The Toughest Call: Conversion Therapy

Jennifer Lee thought she'd found the man of her dreams when she met Steve Lee. He was handsome, sensitive and most of all funny.

They quickly fell in love and after Jennifer converted to Mormonism, they married. After a few years, they welcomed a son. Despite their seemingly happy, secure relationship, Steve was hiding a secret, one he'd had since he was 19 years old.

Jennifer was devastated when her husband told her he is gay.

She was suddenly faced with the toughest call she could imagine: should she stay with her husband who has just come out to her or should she leave him? Although the news shocked and upset her, Jennifer decided something could be done.

"I started to convince myself it didn't have to be," Jennifer said, "and I started to convince him it didn't have to be and he agreed."

Steve, a devout Mormon, feared God would not accept him if he were gay. The couple met with their bishop who urged Steve to rid himself of his homosexuality by going through conversion therapy, a controversial program intended to eliminate homosexual feelings. Steve felt he had no choice.

"I wanted to be accepted by God," he said. "I wanted to be loved. That was everything to me. And so I saw no other route."

So every week Steve joined other Mormon men for group therapy. Most conversion therapy involves different forms of behavior modification, attempting to make people straight by having them act straight. Some programs even teach men about stereotypically "male" activities, such as talking about football and changing motor oil. Steve did not find that his experience with conversion therapy was at all therapeutic.

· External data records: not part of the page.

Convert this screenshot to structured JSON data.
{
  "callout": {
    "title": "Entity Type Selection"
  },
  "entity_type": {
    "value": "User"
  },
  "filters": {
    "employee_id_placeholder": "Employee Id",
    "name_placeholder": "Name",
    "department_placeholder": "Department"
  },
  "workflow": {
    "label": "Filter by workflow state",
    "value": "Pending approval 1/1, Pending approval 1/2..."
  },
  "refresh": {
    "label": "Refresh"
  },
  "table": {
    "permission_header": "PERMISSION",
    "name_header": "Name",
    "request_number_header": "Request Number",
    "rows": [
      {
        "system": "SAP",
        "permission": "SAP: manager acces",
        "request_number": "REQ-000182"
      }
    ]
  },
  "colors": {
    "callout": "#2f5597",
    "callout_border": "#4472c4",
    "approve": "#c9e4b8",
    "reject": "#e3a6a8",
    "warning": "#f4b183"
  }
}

"I would definitely call it brainwashing," he said. "It was an exercise in humiliation."

There is much skepticism surrounding conversion therapy and whether it's even possible to reverse someone's sexual orientation. Most professional health organizations reject the theories behind conversion therapy, and many have even deemed it a potentially harmful "treatment."

Jack Drescher is a psychiatrist in New York and warns that not only is conversion therapy unlikely to work, it can be very dangerous.

"Patients feel more depressed and anxious when the treatment doesn't work," Drescher said. "They blame themselves. Some people became suicidal."

Are Conversions Successful?

The largest faith-based conversion therapy program in the country is Love in Action, which is located in Memphis, Tenn. Eight years ago "20/20" was invited to meet nine participants in the program who were attempting to purge themselves of what they called "homosexual behaviors."

James Serra, one of those men, says he is one of the program's success stories. Serra stayed in the program for three years, and today he's a counselor at Love in Action.

When asked whether he was a gay man or a straight man, Serra answered, "I'm a man, period. And the way I see it, it's a behavior. Homosexual, heterosexual is a behavior."

While Serra admits he is still attracted to men, he emphasizes that he has not acted on those feelings in eight years. Even though he has yet to have a relationship with a woman, he hopes that one day he will get married and have children.

Wade Richards was Serra's roommate when "20/20" visited Love in Action. As a devout Christian, Richards says he was faced with the difficult call of whether to accept his attraction to men or try to change. Despite the time he spent in conversion therapy, he now lives his life as a gay man.

"I believe that a loving God would not have someone go through such a struggle," said Richards.

Big Bucks on Sexuality Conversion

The faith-based movement to convert people's sexuality is a lucrative industry. Last spring the conservative Christian organization Focus on the Family hosted a conference called "Love Won Out" at a megachurch in Nebraska. Parents were encouraged to bring their children to the conference so they could learn the church's take on homosexuality.

In addition to the $60 entrance fee, attendees could purchase books and videos, including a book by John Paulk, former chairman of Exodus International, a network with more than 11,000 affiliated ministries. Claiming to be "ex-gay" for more than a decade and happily married to a woman, Paulk was considered a poster child for conversion therapy.

Then in 2001, "20/20" reported that Paulk was photographed coming out of a gay bar in Washington, D.C. He is still married, but stepped down from Exodus. His book about his own conversion from homosexuality is still being sold.

Like many of the attendees at the "Love Won Out" conference, Steve and Jennifer had hoped that conversion therapy would be effective. After Steve went through a Mormon therapy program, Jennifer made the tough call to stay in the marriage. They subsequently had two more children, but all along, Steve felt painfully trapped.

"There wasn't a 15-minute segment of any day that went by that I did not feel terrible inside my head," Steve said.

After 16 years of marriage, Steve admitted to Jennifer that he had been having a long-term affair with another married man. The couple has now been divorced for four years, and Jennifer has written a book called "My Ex Is Having Sex With Rex."

Jennifer says, in retrospect, one of her biggest regrets in life was to believe that her husband's sexuality could be changed by conversion therapy. She wishes churches would embrace anyone and everyone, but doubts that will ever be a reality.

"In a utopian world, the churches would open their arms and accept everybody in the world for who they are," she said, "but I don't believe that's going to happen."